Astellas swoops in on a mid-stage drug for hot flashes in $860M biotech buyout deal
Three months after the Belgian biotech Ogeda reported solidly positive data from a Phase IIa study of its experimental, non-hormonal therapy for hot flashes related to menopause, the company is being bought out with a hefty cash payment of €500 million along with a commitment for €300 million more in milestones (or about $860 million total).
Japan’s Astellas has swooped in to make the buyout, obviously impressed with data that showed a 93% reduction in hot flashes for the fezolinetant group at week 12 compared to 54% on placebo. The reduction in severity of hot flashes at week 12 was 70% for the drug arm and 23% in the placebo group.
At the time of the readout early in the year, which was apparently largely overlooked at the time, the principal investigator noted that 20% to 30% of women who develop hot flashes during menopause (80% of all women) seek treatment for the condition due to the severity of the symptoms.
The drug, which Ogeda says it discovered and was steering into Phase IIb, is a GPCR antagonist that targets the tachykinin NK3 receptor, acting on “specific neurons that control body temperature to mimic the effects of estrogen, but in a non-hormonal manner, to directly and safely address the basis for HF in menopausal women.”
Jean Combalbert, CEO of Ogeda, said:
We welcome the acquisition by Astellas and look forward to developing fezolinetant, first non-hormonal treatment of Hot Flashes (HF)/ MR-VMS, inside a leading global pharmaceutical company.
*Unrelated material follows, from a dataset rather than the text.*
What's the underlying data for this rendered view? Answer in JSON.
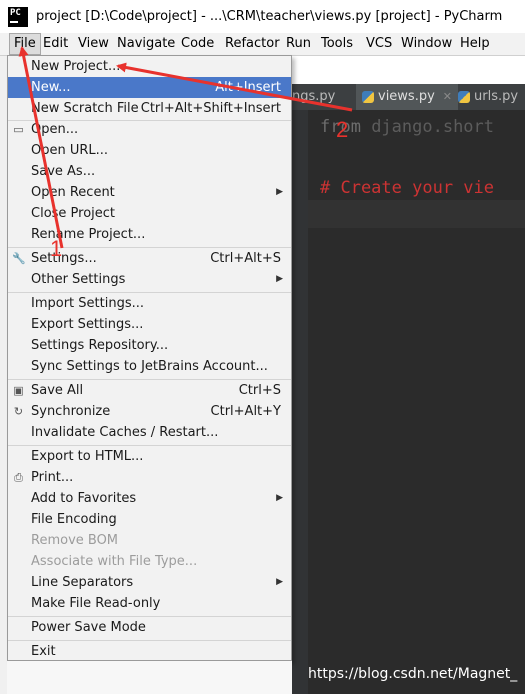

With its strong development and commercialization capabilities, resources and vision, I am convinced that Astellas will be able to turn fezolinetant promising clinical results into near-term value for patients.
Vesalius Biocapital II Partners, SRIW SA, BNP Paribas Fortis Private Equity, and Capricorn Health-Tech Fund NV participated in a €16 million Series B round in 2015, indicating that investors did very well on this deal.
At the time the company was called Euroscreen and then changed the name to Ogeda. The biotech partnered with Merck in 2014.